Required action
Your answer should be every line from the records that contains "خدمت".

Dataset records
--

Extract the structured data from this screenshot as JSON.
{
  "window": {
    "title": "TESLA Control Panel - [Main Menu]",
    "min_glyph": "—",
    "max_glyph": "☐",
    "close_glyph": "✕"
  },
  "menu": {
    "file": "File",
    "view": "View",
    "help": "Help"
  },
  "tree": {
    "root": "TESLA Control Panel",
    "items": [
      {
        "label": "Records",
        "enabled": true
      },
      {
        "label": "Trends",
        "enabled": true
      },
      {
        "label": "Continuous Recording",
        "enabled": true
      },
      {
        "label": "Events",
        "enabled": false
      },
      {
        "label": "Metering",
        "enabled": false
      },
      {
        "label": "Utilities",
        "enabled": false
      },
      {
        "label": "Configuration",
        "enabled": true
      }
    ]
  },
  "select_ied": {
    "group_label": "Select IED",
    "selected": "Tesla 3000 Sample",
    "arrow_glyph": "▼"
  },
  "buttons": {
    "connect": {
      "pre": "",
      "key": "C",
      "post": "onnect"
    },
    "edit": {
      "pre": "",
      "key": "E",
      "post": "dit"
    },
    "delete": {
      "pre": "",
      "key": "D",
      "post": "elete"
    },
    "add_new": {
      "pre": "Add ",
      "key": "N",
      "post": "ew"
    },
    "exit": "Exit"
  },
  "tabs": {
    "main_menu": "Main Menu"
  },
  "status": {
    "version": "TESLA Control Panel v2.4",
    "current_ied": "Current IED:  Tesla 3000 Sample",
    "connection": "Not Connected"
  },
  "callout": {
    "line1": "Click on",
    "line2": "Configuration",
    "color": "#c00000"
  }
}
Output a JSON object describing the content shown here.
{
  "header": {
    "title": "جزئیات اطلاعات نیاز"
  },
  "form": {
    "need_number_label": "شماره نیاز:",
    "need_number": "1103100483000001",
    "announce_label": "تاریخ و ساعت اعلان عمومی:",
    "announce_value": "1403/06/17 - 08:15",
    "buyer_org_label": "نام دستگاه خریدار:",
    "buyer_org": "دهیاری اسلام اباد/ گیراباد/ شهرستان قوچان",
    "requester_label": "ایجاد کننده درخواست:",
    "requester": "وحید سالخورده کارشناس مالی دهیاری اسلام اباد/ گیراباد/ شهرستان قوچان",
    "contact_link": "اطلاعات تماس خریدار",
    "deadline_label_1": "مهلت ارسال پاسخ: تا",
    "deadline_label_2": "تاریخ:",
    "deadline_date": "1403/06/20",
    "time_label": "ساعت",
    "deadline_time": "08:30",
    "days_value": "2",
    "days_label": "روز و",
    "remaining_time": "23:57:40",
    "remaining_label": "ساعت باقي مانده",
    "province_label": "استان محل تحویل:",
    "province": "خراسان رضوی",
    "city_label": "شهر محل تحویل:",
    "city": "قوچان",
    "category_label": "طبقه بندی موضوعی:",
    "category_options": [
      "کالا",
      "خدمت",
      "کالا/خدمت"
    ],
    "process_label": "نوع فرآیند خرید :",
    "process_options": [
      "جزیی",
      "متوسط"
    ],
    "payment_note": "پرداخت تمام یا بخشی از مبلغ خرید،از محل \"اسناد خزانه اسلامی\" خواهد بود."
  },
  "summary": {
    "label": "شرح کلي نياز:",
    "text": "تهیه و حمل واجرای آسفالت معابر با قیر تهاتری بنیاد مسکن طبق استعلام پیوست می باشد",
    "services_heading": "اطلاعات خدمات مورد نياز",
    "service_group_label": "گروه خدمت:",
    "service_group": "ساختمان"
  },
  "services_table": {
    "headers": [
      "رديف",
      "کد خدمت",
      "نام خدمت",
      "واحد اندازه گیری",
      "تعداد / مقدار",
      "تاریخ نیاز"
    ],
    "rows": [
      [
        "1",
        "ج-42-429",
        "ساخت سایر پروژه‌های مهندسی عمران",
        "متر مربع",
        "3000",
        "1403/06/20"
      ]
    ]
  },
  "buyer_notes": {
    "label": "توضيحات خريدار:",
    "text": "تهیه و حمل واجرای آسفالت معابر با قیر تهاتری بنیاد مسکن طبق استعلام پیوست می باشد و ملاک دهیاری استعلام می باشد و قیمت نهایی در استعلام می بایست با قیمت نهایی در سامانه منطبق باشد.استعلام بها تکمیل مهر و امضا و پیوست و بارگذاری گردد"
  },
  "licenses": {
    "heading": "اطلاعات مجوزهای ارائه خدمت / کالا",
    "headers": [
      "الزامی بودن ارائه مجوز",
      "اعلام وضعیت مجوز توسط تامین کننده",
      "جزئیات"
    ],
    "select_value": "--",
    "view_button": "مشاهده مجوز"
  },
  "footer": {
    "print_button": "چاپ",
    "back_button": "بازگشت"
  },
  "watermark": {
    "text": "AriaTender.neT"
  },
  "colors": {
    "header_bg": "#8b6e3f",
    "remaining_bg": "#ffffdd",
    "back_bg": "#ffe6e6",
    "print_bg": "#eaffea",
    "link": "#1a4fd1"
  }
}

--

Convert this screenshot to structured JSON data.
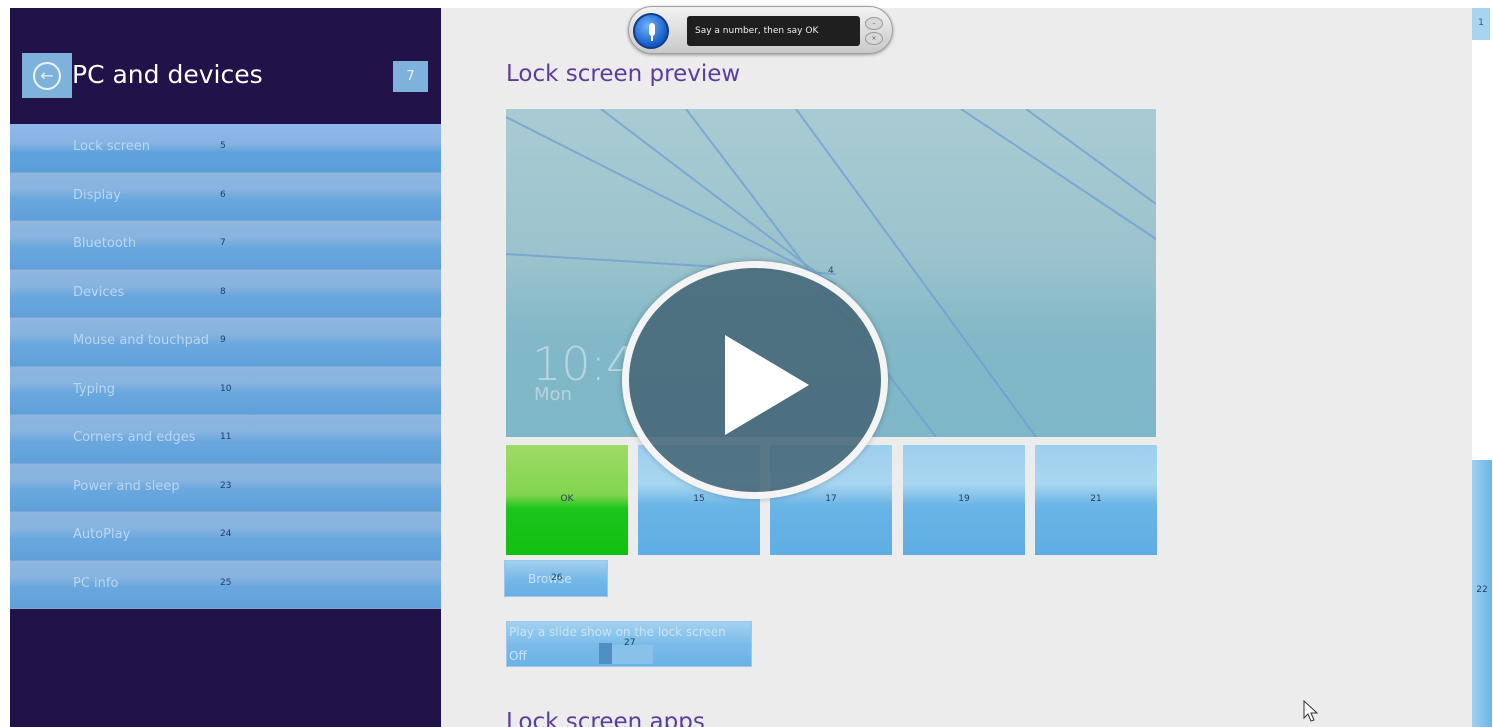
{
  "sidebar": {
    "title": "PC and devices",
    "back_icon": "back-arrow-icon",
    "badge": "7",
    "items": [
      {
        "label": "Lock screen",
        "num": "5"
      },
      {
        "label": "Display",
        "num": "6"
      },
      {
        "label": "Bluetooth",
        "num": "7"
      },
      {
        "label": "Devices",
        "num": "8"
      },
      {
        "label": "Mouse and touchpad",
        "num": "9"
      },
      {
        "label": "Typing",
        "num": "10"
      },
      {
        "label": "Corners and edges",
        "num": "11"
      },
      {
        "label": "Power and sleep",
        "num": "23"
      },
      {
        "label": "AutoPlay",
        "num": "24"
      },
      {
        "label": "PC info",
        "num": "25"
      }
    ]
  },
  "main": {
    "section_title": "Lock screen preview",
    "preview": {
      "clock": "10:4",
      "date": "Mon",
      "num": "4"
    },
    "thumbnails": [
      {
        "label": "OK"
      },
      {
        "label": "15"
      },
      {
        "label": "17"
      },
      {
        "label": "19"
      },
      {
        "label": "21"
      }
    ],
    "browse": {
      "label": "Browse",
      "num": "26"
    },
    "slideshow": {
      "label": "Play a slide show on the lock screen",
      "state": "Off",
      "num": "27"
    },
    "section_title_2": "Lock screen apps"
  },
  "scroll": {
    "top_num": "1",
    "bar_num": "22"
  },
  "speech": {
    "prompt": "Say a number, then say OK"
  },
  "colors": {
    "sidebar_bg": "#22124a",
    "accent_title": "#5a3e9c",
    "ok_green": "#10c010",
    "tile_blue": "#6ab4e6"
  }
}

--

Written answer
      "خدمت",
      "کالا/خدمت"
    "service_group_label": "گروه خدمت:",
      "کد خدمت",
      "نام خدمت",
    "heading": "اطلاعات مجوزهای ارائه خدمت / کالا",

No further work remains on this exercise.